Finally, Article 1 of the Rome Statute ensures that signatory states to the ICC will not have their state sovereignty infringed upon by the jurisdiction of the ICC, which guarantees the sovereignty of individual state’s legal systems. The preamble in Article 1 clearly states, “[The] ICC in relationship with the United Nations system, with jurisdiction over the most serious crimes of concern to the international community…Emphasizing that the ICC established under this Statute shall be complementary to national criminal jurisdictions…” This is an essential feature of the ICC, as many states and their sovereignty will be sacrificed in conceding too much control to a multilateral body; however, this subsection of Article 1 ensures that the intrusion of state sovereignty is kept to a minimum and only in incidents where domestic and international law alone cannot be used effectively.

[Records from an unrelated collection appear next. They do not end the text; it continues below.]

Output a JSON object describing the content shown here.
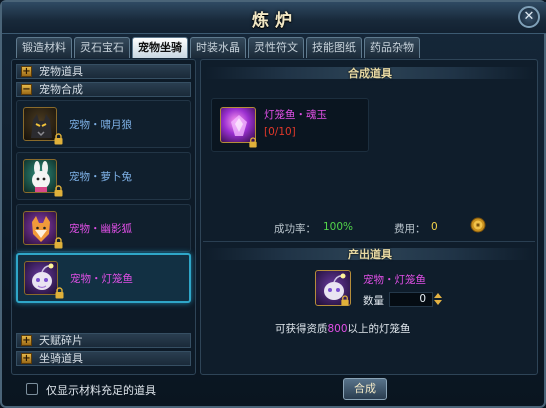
{
  "window": {
    "title": "炼炉",
    "close_icon": "close-icon"
  },
  "tabs": [
    {
      "label": "锻造材料",
      "active": false
    },
    {
      "label": "灵石宝石",
      "active": false
    },
    {
      "label": "宠物坐骑",
      "active": true
    },
    {
      "label": "时装水晶",
      "active": false
    },
    {
      "label": "灵性符文",
      "active": false
    },
    {
      "label": "技能图纸",
      "active": false
    },
    {
      "label": "药品杂物",
      "active": false
    }
  ],
  "left": {
    "categories": {
      "pet_items": {
        "label": "宠物道具",
        "expander": "+"
      },
      "pet_synthesis": {
        "label": "宠物合成",
        "expander": "−"
      },
      "talent_fragments": {
        "label": "天赋碎片",
        "expander": "+"
      },
      "mount_items": {
        "label": "坐骑道具",
        "expander": "+"
      }
    },
    "pets": [
      {
        "name": "宠物・啸月狼",
        "color": "#7fb2e8",
        "icon": "wolf-icon",
        "selected": false
      },
      {
        "name": "宠物・萝卜兔",
        "color": "#7fb2e8",
        "icon": "rabbit-icon",
        "selected": false
      },
      {
        "name": "宠物・幽影狐",
        "color": "#e04fe6",
        "icon": "fox-icon",
        "selected": false
      },
      {
        "name": "宠物・灯笼鱼",
        "color": "#e04fe6",
        "icon": "lantern-fish-icon",
        "selected": true
      }
    ]
  },
  "synthesis": {
    "header": "合成道具",
    "material": {
      "name": "灯笼鱼・魂玉",
      "count": "[0/10]",
      "name_color": "#e04fe6",
      "count_color": "#e0382a",
      "icon": "soul-jade-icon"
    },
    "success_label": "成功率：",
    "success_value": "100%",
    "cost_label": "费用：",
    "cost_value": "0",
    "coin_icon": "gold-coin-icon"
  },
  "output": {
    "header": "产出道具",
    "item_name": "宠物・灯笼鱼",
    "item_color": "#e04fe6",
    "item_icon": "lantern-fish-icon",
    "qty_label": "数量",
    "qty_value": "0",
    "desc_prefix": "可获得资质",
    "desc_value": "800",
    "desc_suffix": "以上的灯笼鱼"
  },
  "bottom": {
    "checkbox_label": "仅显示材料充足的道具",
    "checkbox_checked": false,
    "synth_button": "合成"
  }
}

If the individual states that make up the current multilateral organizations were to cede some of their legal and political liberties to the global or regional collective, issues such as international terrorism would be dealt with in a much more efficient manner. However, the current state of multilateral affairs is indicative of a realist state, where individual nation’s act out of their individual interests on issues that could be better handled collectively. It is clear that in order to properly deal with a threat as large as international terrorism, individual states must cede some legal and political power to multilateral organizations so that counterterrorism strategy can be developed and enforced collectively. Unfortunately, minute legal legitimacy, the inherent realist nature of multilateral member states, and the ongoing dilemma of defining terrorism will continue to hinder the security capabilities of regional, and global multilateral organizations, despite the availability of multilateral bodies like the ICC that are fully capable of addressing the jurisdictional shortcomings of domestic and international legal systems in dealing with the trails of international terrorists.